If a line below contains the string "安康高新技术产业开发区管理委员会", copy it out.
BEGIN Available data
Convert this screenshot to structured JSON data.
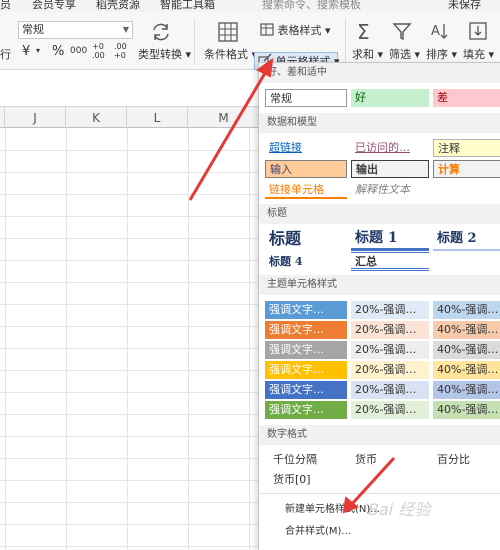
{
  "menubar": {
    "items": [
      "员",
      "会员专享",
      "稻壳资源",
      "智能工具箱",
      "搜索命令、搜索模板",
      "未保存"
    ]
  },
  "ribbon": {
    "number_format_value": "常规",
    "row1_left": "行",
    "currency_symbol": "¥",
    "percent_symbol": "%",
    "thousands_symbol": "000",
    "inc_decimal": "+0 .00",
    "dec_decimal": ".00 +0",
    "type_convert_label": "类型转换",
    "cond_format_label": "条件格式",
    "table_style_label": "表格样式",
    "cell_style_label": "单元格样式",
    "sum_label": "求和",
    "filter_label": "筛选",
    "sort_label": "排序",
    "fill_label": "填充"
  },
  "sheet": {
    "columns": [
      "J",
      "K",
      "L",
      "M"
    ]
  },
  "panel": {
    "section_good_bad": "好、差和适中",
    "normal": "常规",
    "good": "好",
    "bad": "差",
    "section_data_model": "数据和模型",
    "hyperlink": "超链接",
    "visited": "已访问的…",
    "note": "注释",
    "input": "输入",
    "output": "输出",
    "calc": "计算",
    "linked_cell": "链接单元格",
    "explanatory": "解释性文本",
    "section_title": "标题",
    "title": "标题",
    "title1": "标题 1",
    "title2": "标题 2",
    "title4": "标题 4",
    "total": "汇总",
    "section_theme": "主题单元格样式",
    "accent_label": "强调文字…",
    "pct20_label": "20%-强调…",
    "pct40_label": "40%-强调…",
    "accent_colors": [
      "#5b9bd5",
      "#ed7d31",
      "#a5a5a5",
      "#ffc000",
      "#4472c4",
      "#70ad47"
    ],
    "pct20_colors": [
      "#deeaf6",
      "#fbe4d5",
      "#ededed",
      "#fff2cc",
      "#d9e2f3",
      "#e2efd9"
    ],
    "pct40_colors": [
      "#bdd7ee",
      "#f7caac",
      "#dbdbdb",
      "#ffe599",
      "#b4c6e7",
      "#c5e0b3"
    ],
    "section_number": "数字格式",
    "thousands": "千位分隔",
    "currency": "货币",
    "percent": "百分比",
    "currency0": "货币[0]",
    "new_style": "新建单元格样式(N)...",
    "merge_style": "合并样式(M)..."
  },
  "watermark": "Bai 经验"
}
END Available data
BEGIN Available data
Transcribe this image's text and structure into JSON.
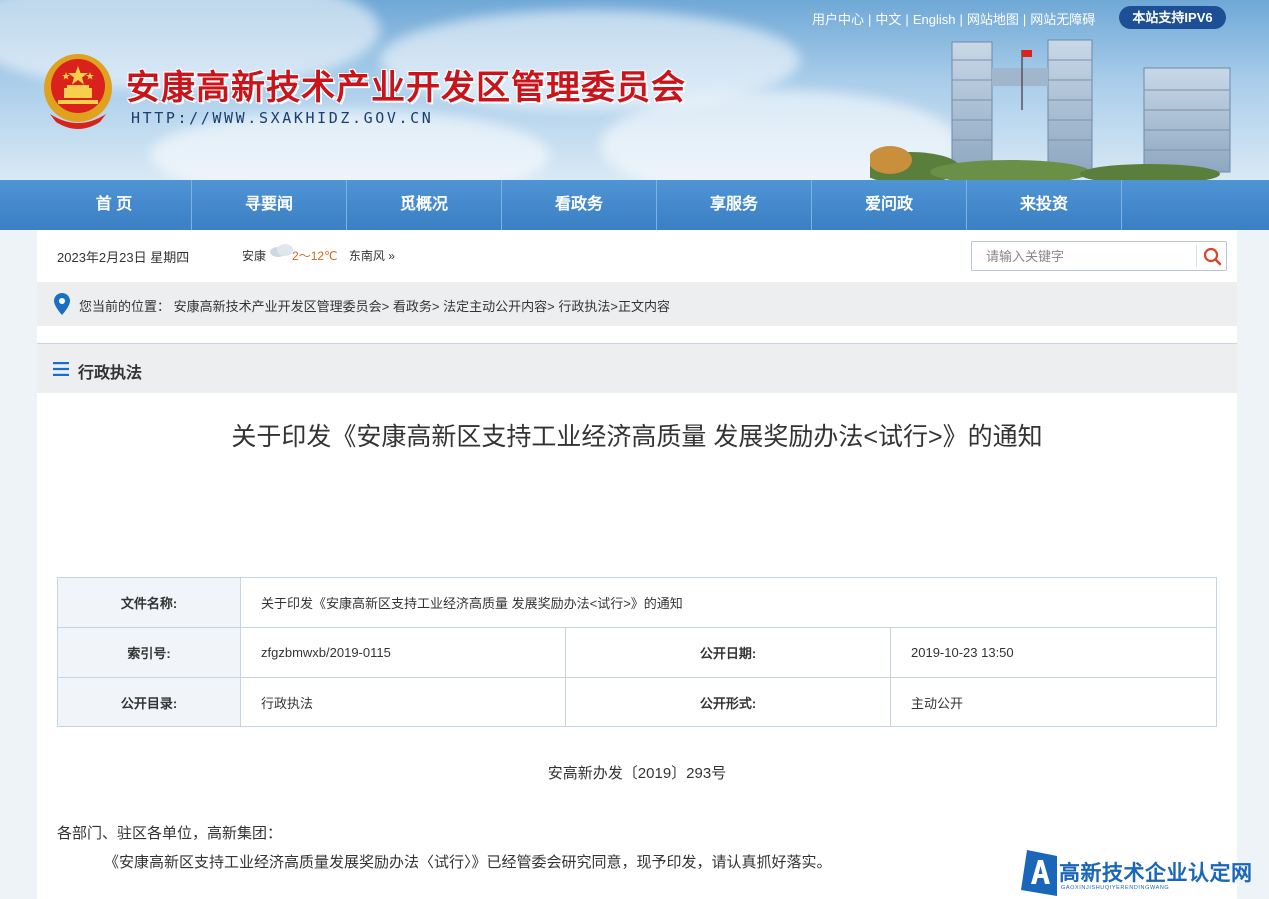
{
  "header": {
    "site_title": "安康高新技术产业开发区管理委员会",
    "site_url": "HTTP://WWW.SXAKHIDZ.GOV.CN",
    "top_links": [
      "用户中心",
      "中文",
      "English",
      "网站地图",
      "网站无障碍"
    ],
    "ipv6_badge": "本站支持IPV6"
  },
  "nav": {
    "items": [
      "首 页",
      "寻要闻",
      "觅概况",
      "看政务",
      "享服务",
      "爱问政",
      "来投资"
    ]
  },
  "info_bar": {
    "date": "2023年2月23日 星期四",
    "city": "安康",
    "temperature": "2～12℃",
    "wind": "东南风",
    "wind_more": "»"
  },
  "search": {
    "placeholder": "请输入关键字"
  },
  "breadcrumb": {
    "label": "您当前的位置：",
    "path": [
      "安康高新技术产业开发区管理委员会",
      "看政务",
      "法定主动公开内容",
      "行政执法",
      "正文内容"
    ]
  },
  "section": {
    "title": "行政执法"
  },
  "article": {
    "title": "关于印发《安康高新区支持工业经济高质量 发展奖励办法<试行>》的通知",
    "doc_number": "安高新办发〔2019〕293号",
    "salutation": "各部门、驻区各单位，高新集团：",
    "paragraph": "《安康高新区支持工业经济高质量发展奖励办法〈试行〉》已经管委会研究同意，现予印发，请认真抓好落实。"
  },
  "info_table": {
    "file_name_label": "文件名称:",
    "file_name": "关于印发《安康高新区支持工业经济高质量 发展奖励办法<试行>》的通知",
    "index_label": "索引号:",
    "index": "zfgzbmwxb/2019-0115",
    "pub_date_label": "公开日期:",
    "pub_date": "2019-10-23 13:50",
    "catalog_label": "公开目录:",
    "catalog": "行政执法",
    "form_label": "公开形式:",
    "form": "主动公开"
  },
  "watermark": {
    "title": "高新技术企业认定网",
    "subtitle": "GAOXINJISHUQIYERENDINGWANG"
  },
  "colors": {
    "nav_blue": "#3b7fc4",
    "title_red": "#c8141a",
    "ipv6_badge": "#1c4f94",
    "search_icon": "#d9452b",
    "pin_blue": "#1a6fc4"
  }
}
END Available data
**Task result**:
    "site_title": "安康高新技术产业开发区管理委员会",
      "安康高新技术产业开发区管理委员会",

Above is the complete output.